- [Exercise description]: Repeat each line of the material word for word.

- [Input records]:
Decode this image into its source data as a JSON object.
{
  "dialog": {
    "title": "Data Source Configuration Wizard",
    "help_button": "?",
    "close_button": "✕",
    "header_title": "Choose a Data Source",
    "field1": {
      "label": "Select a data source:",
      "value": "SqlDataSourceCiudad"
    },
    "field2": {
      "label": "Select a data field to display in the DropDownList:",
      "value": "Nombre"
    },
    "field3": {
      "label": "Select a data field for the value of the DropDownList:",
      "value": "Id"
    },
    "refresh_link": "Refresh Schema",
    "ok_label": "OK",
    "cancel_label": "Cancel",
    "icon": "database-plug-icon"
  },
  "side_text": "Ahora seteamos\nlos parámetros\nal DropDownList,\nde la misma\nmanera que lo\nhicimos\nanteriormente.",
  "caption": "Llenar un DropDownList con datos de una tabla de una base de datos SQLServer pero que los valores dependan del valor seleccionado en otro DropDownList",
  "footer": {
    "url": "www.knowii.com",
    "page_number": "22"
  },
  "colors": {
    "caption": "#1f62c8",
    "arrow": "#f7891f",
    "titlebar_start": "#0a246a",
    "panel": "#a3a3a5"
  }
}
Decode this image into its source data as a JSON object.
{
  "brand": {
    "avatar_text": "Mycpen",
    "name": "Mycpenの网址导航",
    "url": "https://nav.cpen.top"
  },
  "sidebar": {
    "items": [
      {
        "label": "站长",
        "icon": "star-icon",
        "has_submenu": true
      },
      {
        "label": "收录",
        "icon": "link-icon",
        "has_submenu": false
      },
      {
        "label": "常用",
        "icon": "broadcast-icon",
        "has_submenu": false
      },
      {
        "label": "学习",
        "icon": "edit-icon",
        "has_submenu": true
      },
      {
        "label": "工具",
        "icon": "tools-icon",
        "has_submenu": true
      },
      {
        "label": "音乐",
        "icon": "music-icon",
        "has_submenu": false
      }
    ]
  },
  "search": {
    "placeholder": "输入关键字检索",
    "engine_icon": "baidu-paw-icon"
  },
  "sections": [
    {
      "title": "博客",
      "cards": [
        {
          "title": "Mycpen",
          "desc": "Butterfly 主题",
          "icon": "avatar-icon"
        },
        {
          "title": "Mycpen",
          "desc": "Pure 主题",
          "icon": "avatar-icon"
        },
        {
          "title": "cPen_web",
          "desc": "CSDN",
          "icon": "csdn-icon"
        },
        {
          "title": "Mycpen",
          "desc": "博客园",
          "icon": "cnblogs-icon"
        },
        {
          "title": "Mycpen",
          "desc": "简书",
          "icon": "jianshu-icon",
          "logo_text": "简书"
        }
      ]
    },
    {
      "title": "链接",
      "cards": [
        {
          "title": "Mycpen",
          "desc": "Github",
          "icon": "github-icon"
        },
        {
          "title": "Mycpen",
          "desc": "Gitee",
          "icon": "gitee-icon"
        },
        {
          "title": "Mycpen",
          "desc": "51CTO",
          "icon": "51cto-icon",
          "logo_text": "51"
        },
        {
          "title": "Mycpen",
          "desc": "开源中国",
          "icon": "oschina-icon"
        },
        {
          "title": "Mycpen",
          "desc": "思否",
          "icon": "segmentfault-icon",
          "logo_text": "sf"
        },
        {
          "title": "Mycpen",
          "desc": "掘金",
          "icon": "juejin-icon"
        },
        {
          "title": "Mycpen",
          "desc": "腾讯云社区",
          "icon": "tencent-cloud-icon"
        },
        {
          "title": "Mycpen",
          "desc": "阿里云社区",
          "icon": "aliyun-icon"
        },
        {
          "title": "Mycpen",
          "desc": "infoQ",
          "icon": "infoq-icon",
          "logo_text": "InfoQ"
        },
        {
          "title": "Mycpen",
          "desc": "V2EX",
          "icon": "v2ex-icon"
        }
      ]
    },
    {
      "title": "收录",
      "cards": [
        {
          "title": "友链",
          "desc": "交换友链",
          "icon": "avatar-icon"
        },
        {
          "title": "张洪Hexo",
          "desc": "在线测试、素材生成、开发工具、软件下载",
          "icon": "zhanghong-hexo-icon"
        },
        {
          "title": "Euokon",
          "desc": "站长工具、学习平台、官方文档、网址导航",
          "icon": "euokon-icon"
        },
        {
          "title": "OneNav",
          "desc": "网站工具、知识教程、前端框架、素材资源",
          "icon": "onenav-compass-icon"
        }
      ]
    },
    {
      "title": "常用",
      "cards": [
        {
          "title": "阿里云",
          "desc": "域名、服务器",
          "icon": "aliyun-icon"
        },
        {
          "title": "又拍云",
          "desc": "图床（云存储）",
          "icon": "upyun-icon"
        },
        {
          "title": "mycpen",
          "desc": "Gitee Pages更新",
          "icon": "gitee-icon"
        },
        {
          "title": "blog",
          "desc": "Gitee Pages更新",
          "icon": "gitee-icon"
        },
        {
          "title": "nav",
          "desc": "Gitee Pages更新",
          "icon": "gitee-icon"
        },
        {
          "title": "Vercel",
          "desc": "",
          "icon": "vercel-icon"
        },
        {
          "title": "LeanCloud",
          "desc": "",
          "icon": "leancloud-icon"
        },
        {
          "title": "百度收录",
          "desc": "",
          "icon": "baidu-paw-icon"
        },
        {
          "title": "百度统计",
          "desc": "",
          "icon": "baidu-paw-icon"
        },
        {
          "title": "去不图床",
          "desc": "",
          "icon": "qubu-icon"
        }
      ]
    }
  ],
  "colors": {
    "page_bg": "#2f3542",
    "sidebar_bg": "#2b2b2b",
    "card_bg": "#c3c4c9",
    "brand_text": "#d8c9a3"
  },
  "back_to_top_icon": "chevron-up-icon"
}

- [Response below]:
Decode this image into its source data as a JSON object.
{
  "dialog": {
    "title": "Data Source Configuration Wizard",
    "help_button": "?",
    "close_button": "✕",
    "header_title": "Choose a Data Source",
    "field1": {
      "label": "Select a data source:",
      "value": "SqlDataSourceCiudad"
    },
    "field2": {
      "label": "Select a data field to display in the DropDownList:",
      "value": "Nombre"
    },
    "field3": {
      "label": "Select a data field for the value of the DropDownList:",
      "value": "Id"
    },
    "refresh_link": "Refresh Schema",
    "ok_label": "OK",
    "cancel_label": "Cancel",
    "icon": "database-plug-icon"
  },
  "side_text": "Ahora seteamos\nlos parámetros\nal DropDownList,\nde la misma\nmanera que lo\nhicimos\nanteriormente.",
  "caption": "Llenar un DropDownList con datos de una tabla de una base de datos SQLServer pero que los valores dependan del valor seleccionado en otro DropDownList",
  "footer": {
    "url": "www.knowii.com",
    "page_number": "22"
  },
  "colors": {
    "caption": "#1f62c8",
    "arrow": "#f7891f",
    "titlebar_start": "#0a246a",
    "panel": "#a3a3a5"
  }
}
Decode this image into its source data as a JSON object.
{
  "brand": {
    "avatar_text": "Mycpen",
    "name": "Mycpenの网址导航",
    "url": "https://nav.cpen.top"
  },
  "sidebar": {
    "items": [
      {
        "label": "站长",
        "icon": "star-icon",
        "has_submenu": true
      },
      {
        "label": "收录",
        "icon": "link-icon",
        "has_submenu": false
      },
      {
        "label": "常用",
        "icon": "broadcast-icon",
        "has_submenu": false
      },
      {
        "label": "学习",
        "icon": "edit-icon",
        "has_submenu": true
      },
      {
        "label": "工具",
        "icon": "tools-icon",
        "has_submenu": true
      },
      {
        "label": "音乐",
        "icon": "music-icon",
        "has_submenu": false
      }
    ]
  },
  "search": {
    "placeholder": "输入关键字检索",
    "engine_icon": "baidu-paw-icon"
  },
  "sections": [
    {
      "title": "博客",
      "cards": [
        {
          "title": "Mycpen",
          "desc": "Butterfly 主题",
          "icon": "avatar-icon"
        },
        {
          "title": "Mycpen",
          "desc": "Pure 主题",
          "icon": "avatar-icon"
        },
        {
          "title": "cPen_web",
          "desc": "CSDN",
          "icon": "csdn-icon"
        },
        {
          "title": "Mycpen",
          "desc": "博客园",
          "icon": "cnblogs-icon"
        },
        {
          "title": "Mycpen",
          "desc": "简书",
          "icon": "jianshu-icon",
          "logo_text": "简书"
        }
      ]
    },
    {
      "title": "链接",
      "cards": [
        {
          "title": "Mycpen",
          "desc": "Github",
          "icon": "github-icon"
        },
        {
          "title": "Mycpen",
          "desc": "Gitee",
          "icon": "gitee-icon"
        },
        {
          "title": "Mycpen",
          "desc": "51CTO",
          "icon": "51cto-icon",
          "logo_text": "51"
        },
        {
          "title": "Mycpen",
          "desc": "开源中国",
          "icon": "oschina-icon"
        },
        {
          "title": "Mycpen",
          "desc": "思否",
          "icon": "segmentfault-icon",
          "logo_text": "sf"
        },
        {
          "title": "Mycpen",
          "desc": "掘金",
          "icon": "juejin-icon"
        },
        {
          "title": "Mycpen",
          "desc": "腾讯云社区",
          "icon": "tencent-cloud-icon"
        },
        {
          "title": "Mycpen",
          "desc": "阿里云社区",
          "icon": "aliyun-icon"
        },
        {
          "title": "Mycpen",
          "desc": "infoQ",
          "icon": "infoq-icon",
          "logo_text": "InfoQ"
        },
        {
          "title": "Mycpen",
          "desc": "V2EX",
          "icon": "v2ex-icon"
        }
      ]
    },
    {
      "title": "收录",
      "cards": [
        {
          "title": "友链",
          "desc": "交换友链",
          "icon": "avatar-icon"
        },
        {
          "title": "张洪Hexo",
          "desc": "在线测试、素材生成、开发工具、软件下载",
          "icon": "zhanghong-hexo-icon"
        },
        {
          "title": "Euokon",
          "desc": "站长工具、学习平台、官方文档、网址导航",
          "icon": "euokon-icon"
        },
        {
          "title": "OneNav",
          "desc": "网站工具、知识教程、前端框架、素材资源",
          "icon": "onenav-compass-icon"
        }
      ]
    },
    {
      "title": "常用",
      "cards": [
        {
          "title": "阿里云",
          "desc": "域名、服务器",
          "icon": "aliyun-icon"
        },
        {
          "title": "又拍云",
          "desc": "图床（云存储）",
          "icon": "upyun-icon"
        },
        {
          "title": "mycpen",
          "desc": "Gitee Pages更新",
          "icon": "gitee-icon"
        },
        {
          "title": "blog",
          "desc": "Gitee Pages更新",
          "icon": "gitee-icon"
        },
        {
          "title": "nav",
          "desc": "Gitee Pages更新",
          "icon": "gitee-icon"
        },
        {
          "title": "Vercel",
          "desc": "",
          "icon": "vercel-icon"
        },
        {
          "title": "LeanCloud",
          "desc": "",
          "icon": "leancloud-icon"
        },
        {
          "title": "百度收录",
          "desc": "",
          "icon": "baidu-paw-icon"
        },
        {
          "title": "百度统计",
          "desc": "",
          "icon": "baidu-paw-icon"
        },
        {
          "title": "去不图床",
          "desc": "",
          "icon": "qubu-icon"
        }
      ]
    }
  ],
  "colors": {
    "page_bg": "#2f3542",
    "sidebar_bg": "#2b2b2b",
    "card_bg": "#c3c4c9",
    "brand_text": "#d8c9a3"
  },
  "back_to_top_icon": "chevron-up-icon"
}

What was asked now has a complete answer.